Biodiversity and environment

As a matter of company policy, RVG aims to achieve a net biodiversity gain increase of 20% across all our new retirement communities. In other words, we want the sites we build on to be ecologically richer and more diverse after completion than at the outset. As much as possible this is achieved locally so that everyone benefits.

Design strategy

We are building a community that is built around the central, landmark oak tree. The ecological value of the development will be significantly enhanced by increasing biodiversity and integration with existing trees and vegetation.

Boosting biodiversity

There will be many opportunities to increase biodiversity in the retirement village. For instance, we intend to install bird and bat boxes, as well as beehives. As part of our sustainable urban drainage system, there will a natural pool onsite. This will help encourage habitat diversity and boost the wildlife population.

Planting and trees

Our planting will encourage and nurture high-quality and locally appropriate habitats , maximising biodiversity by appealing to a broad range of species, from invertebrates to birds, bats and other small mammals. Planting of native flowers and berry rich shrubs and trees will provide foraging, breeding and shelter for wildlife and will complement the retained habitats and trees.

External lighting across the development will be designed to minimise light pollution and disturbance to foraging and commuting routes for bats and other nocturnal species. Extensive soft landscaping will mean an abundance of feature trees, canopy trees, hedges, wildflowers and as long grasses.

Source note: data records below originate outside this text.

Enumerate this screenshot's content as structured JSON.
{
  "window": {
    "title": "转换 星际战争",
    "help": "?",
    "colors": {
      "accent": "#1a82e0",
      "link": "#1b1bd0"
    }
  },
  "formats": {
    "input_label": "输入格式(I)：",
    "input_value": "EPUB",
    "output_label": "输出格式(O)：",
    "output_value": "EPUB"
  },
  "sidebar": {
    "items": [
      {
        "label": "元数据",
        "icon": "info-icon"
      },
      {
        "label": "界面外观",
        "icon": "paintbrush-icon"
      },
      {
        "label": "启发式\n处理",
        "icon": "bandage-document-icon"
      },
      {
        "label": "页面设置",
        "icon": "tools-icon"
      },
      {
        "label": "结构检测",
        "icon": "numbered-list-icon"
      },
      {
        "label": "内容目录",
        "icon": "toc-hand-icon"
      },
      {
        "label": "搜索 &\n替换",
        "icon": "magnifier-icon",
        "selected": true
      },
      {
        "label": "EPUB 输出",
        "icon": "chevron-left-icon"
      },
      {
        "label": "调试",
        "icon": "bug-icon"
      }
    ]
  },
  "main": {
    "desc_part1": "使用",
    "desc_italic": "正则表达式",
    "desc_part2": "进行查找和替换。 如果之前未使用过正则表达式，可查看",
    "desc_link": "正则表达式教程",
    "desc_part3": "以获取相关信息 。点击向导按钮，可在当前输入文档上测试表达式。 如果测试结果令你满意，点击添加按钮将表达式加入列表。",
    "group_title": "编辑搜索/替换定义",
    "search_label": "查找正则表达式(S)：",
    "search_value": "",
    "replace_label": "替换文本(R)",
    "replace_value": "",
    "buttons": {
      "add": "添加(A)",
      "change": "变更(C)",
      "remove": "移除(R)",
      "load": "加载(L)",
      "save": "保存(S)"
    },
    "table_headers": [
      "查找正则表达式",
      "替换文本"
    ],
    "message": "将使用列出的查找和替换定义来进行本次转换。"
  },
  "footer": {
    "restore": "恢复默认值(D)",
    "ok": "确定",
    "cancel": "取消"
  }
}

During the construction phase, we plan to remove some trees. As much a possible these will be the trees that have been damaged by animals or weather or which are at the end of their natural life. In any event, we are committed to introducing many more trees than we remove, strengthening the sense of wooded parkland.